In November I was asked to speak at a breakfast seminar. I chose to speak on Neighbourhood Plans (NPs). I did so, because it seemed to be a subject where national politics is sending out a twin message. Localism is to be encouraged, but so is housing growth. As I hadn’t previously been involved in a Neighbourhood Plan (although that was soon to change), the occasion was a chance to review case law and appeal precedents.
I learned that the Tattenhall case (a judicial review of a development proposal in Tattenhall, Cheshire), was a lead to best practice approach. In that instance the NP sought a spread of homes. That strategy was a local choice and the judgement confirmed that if other choices were not wanted through a democratic NP process, then they didn’t represent reasonable alternatives. Strategic environmental assessments could therefore be more democratic than objective.
I then learnt of the Henfield case. This was much more recent and where the judicial review outcome was a rebuke for the NP Inspector and the LPA. They had not recognised how recent, local appeal evidence was material to the consideration of reasonable alternatives. Hence, unlike Tattenhall, local preferences were not absolute.
Then I learned about the NP at Swanwick, where the findings of the Examination Inspector was so unwelcome locally, that the local electorate voted against their own NP at the eventual referendum. Hence, localism prevailed but not in the spirit of encouraging housing growth.
The Yapton appeal decision (a housing scheme in West Sussex) in November offered the most useful guidance. Here an Inspector recommended approval to new homes as there was a lack of 5 year housing supply. However the Secretary of State dismissed the appeal as the Yapton NP had sufficiently flexible boundaries to its village map so it could anticipate later growth requirements. The NP was therefore to be supported over the lack of housing supply.

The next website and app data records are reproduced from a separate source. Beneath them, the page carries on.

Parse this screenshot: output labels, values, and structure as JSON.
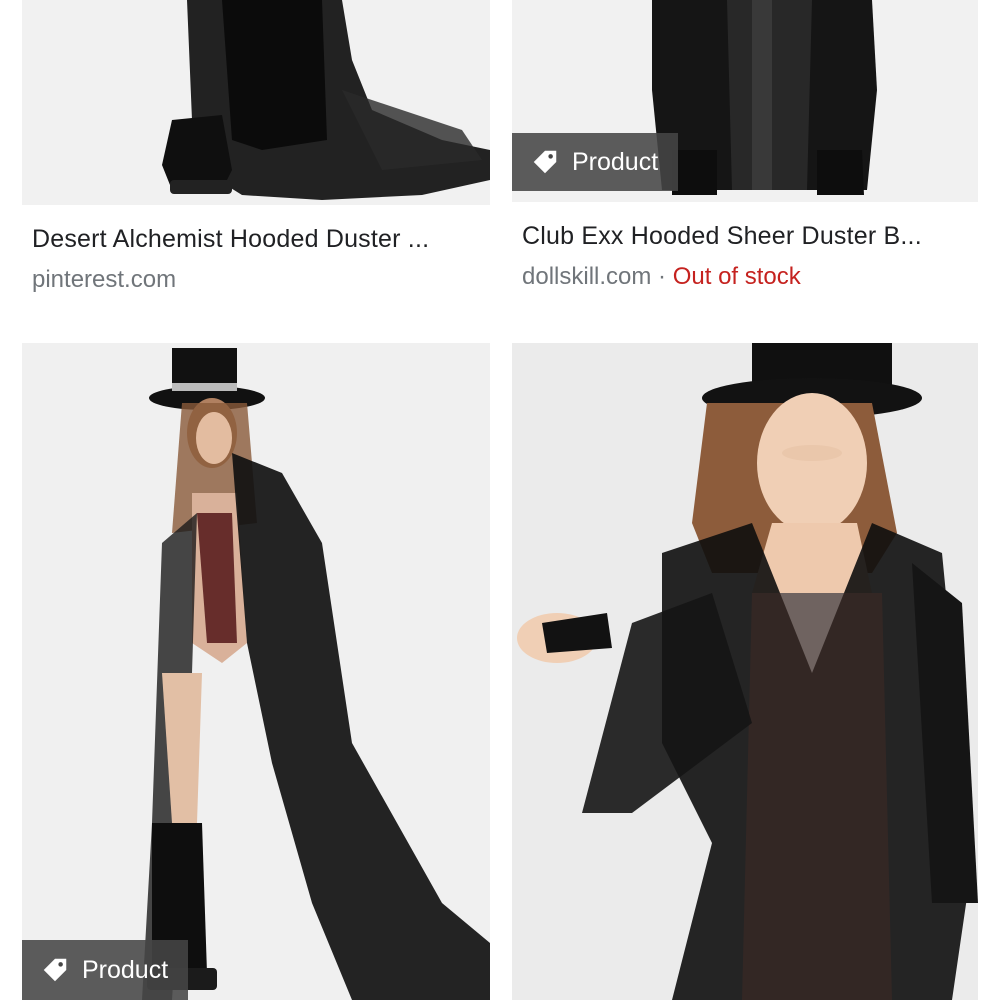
{
  "results": [
    {
      "title": "Desert Alchemist Hooded Duster ...",
      "source": "pinterest.com",
      "badge": "",
      "stock": ""
    },
    {
      "title": "Club Exx Hooded Sheer Duster B...",
      "source": "dollskill.com",
      "separator": "·",
      "badge": "Product",
      "stock": "Out of stock"
    },
    {
      "badge": "Product"
    },
    {
      "badge": ""
    }
  ],
  "colors": {
    "stock_status": "#c5221f",
    "badge_bg": "#464646",
    "source_text": "#70757a",
    "title_text": "#202124"
  },
  "icons": {
    "badge_icon": "tag-icon"
  }
}
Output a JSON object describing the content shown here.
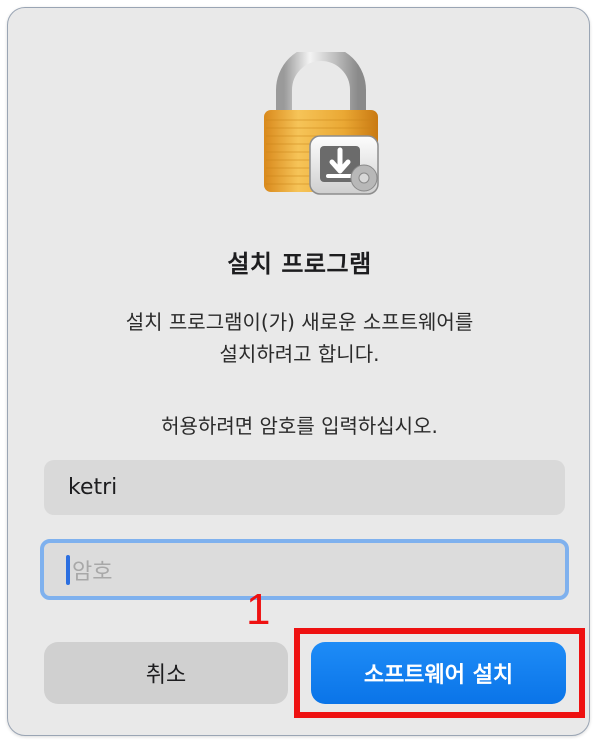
{
  "dialog": {
    "title": "설치 프로그램",
    "message_line1": "설치 프로그램이(가) 새로운 소프트웨어를",
    "message_line2": "설치하려고 합니다.",
    "prompt": "허용하려면 암호를 입력하십시오.",
    "icon": "lock-with-installer-icon"
  },
  "fields": {
    "username_value": "ketri",
    "password_placeholder": "암호"
  },
  "buttons": {
    "cancel_label": "취소",
    "install_label": "소프트웨어 설치"
  },
  "annotation": {
    "step_number": "1",
    "highlight_color": "#ee1111"
  },
  "colors": {
    "accent": "#0a74e8",
    "focus_ring": "#7fb1ee"
  }
}
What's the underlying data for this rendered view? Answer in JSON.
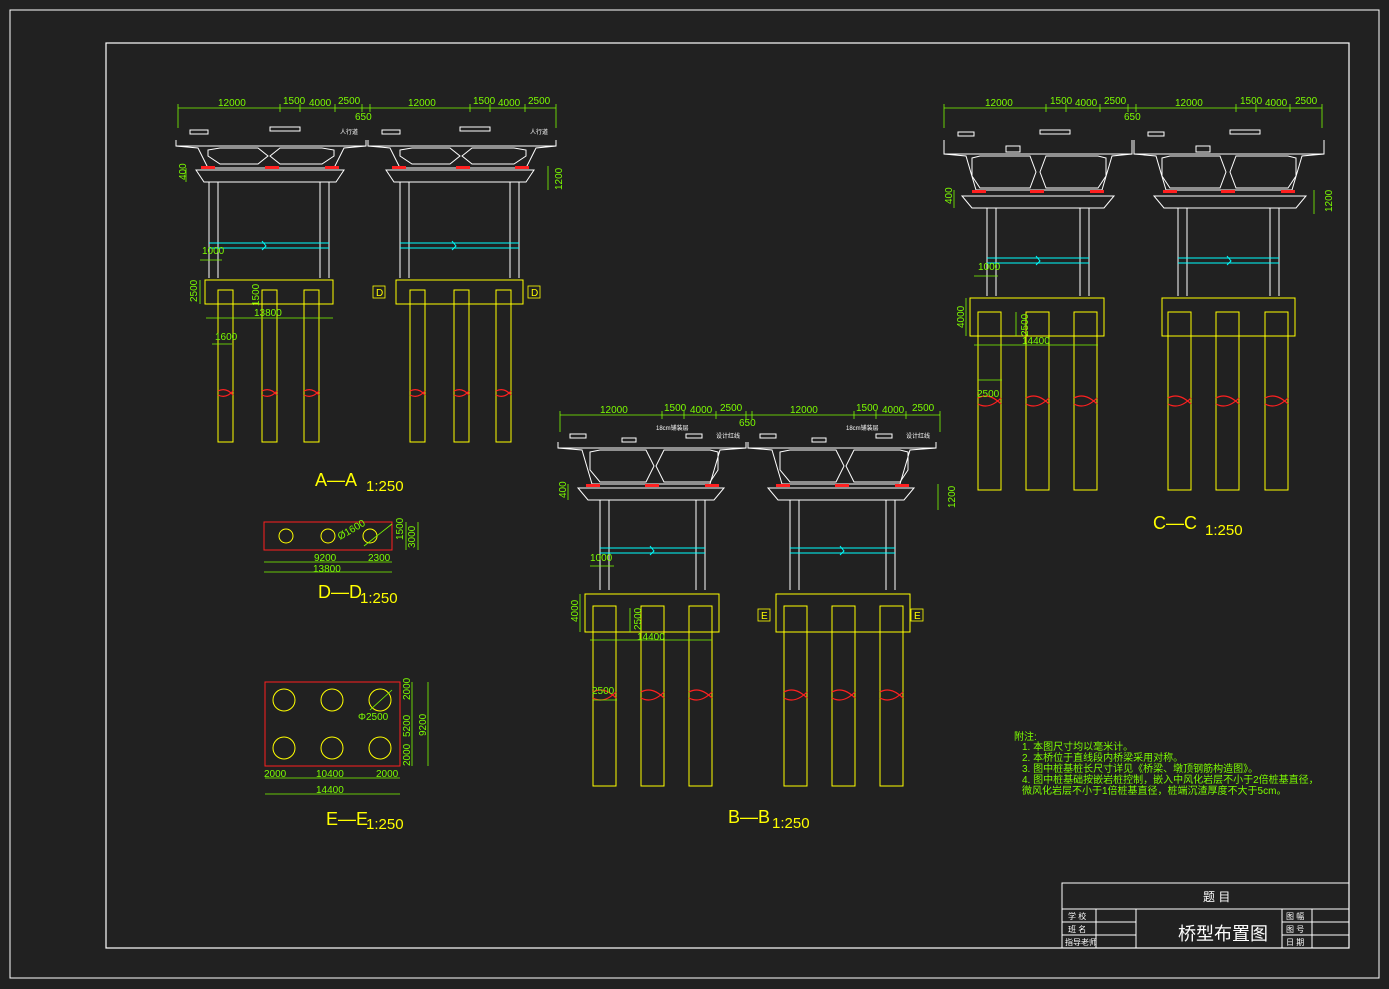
{
  "colors": {
    "background": "#212121",
    "frame": "#FFFFFF",
    "dimension": "#7CFC00",
    "pile": "#FFFF00",
    "bearing": "#FF2020",
    "tie_beam": "#00FFFF"
  },
  "sections": {
    "aa": {
      "title": "A—A",
      "scale": "1:250",
      "dims_top": [
        "12000",
        "1500",
        "4000",
        "2500",
        "12000",
        "1500",
        "4000",
        "2500"
      ],
      "dim_650": "650",
      "dim_400": "400",
      "dim_1200": "1200",
      "dim_1000": "1000",
      "dim_2500": "2500",
      "dim_1500": "1500",
      "dim_13800": "13800",
      "dim_1600": "1600",
      "marks": [
        "D",
        "D"
      ],
      "deck_note": "人行道"
    },
    "bb": {
      "title": "B—B",
      "scale": "1:250",
      "dims_top": [
        "12000",
        "1500",
        "4000",
        "2500",
        "12000",
        "1500",
        "4000",
        "2500"
      ],
      "dim_650": "650",
      "dim_400": "400",
      "dim_1200": "1200",
      "dim_1000": "1000",
      "dim_4000": "4000",
      "dim_2500": "2500",
      "dim_14400": "14400",
      "dim_2500b": "2500",
      "marks": [
        "E",
        "E"
      ],
      "deck_note": "18cm铺装层",
      "deck_note2": "设计红线"
    },
    "cc": {
      "title": "C—C",
      "scale": "1:250",
      "dims_top": [
        "12000",
        "1500",
        "4000",
        "2500",
        "12000",
        "1500",
        "4000",
        "2500"
      ],
      "dim_650": "650",
      "dim_400": "400",
      "dim_1200": "1200",
      "dim_1000": "1000",
      "dim_4000": "4000",
      "dim_2500": "2500",
      "dim_14400": "14400",
      "dim_2500b": "2500"
    },
    "dd": {
      "title": "D—D",
      "scale": "1:250",
      "dia": "Ø1600",
      "dim_1500": "1500",
      "dim_3000": "3000",
      "dim_9200": "9200",
      "dim_2300": "2300",
      "dim_13800": "13800"
    },
    "ee": {
      "title": "E—E",
      "scale": "1:250",
      "dia": "Φ2500",
      "dim_2000a": "2000",
      "dim_5200": "5200",
      "dim_2000b": "2000",
      "dim_9200": "9200",
      "dim_2000c": "2000",
      "dim_10400": "10400",
      "dim_2000d": "2000",
      "dim_14400": "14400"
    }
  },
  "notes": {
    "heading": "附注:",
    "lines": [
      "1. 本图尺寸均以毫米计。",
      "2. 本桥位于直线段内桥梁采用对称。",
      "3. 图中桩基桩长尺寸详见《桥梁、墩顶钢筋构造图》。",
      "4. 图中桩基础按嵌岩桩控制，嵌入中风化岩层不小于2倍桩基直径，",
      "   微风化岩层不小于1倍桩基直径，桩端沉渣厚度不大于5cm。"
    ]
  },
  "title_block": {
    "subject_label": "题 目",
    "drawing_title": "桥型布置图",
    "left_labels": [
      "学 校",
      "班 名",
      "指导老师"
    ],
    "right_labels": [
      "图 幅",
      "图 号",
      "日 期"
    ]
  }
}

However soon Yapton and my presentation, Planning Minister Gavin Barwell, offered written ministerial guidance that if a NP is current and the housing land supply is no less than 3 years, the NP policy takes priority. Watch this space!!